SOURCE DATA section start

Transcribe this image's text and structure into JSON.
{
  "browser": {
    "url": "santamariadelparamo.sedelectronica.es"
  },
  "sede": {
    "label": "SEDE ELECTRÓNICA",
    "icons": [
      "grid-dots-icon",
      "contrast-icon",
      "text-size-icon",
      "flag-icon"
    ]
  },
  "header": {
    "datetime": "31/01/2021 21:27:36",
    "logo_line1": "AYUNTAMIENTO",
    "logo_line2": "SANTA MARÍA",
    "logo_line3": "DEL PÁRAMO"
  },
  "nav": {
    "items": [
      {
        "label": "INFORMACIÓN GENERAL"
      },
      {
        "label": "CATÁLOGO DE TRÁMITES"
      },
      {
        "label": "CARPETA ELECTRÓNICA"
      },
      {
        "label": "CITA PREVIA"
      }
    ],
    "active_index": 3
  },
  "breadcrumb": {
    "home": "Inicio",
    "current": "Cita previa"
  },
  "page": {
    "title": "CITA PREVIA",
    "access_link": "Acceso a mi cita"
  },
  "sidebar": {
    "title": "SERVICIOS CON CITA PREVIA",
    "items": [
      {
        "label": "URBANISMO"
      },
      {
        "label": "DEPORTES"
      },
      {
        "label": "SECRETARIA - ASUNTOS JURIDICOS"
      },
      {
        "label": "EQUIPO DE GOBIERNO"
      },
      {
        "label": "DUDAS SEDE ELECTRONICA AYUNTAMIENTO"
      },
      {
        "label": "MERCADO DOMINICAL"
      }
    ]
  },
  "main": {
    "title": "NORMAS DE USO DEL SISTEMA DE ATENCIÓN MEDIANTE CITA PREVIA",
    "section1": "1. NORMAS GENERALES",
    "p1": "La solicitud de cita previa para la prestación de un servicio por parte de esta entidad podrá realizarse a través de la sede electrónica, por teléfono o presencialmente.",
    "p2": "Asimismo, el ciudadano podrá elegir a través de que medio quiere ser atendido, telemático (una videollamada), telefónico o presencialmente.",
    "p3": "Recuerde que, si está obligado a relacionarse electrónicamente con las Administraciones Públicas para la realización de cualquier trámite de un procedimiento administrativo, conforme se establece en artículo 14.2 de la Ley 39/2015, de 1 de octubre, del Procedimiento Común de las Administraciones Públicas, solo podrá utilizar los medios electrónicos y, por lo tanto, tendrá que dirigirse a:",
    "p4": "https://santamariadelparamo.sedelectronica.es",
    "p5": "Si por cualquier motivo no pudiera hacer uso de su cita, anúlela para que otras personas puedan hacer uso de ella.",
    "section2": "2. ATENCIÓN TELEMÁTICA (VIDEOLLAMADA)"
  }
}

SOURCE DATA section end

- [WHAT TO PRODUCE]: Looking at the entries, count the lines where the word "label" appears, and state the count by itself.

- [RESPONSE TO THE TASK]: 11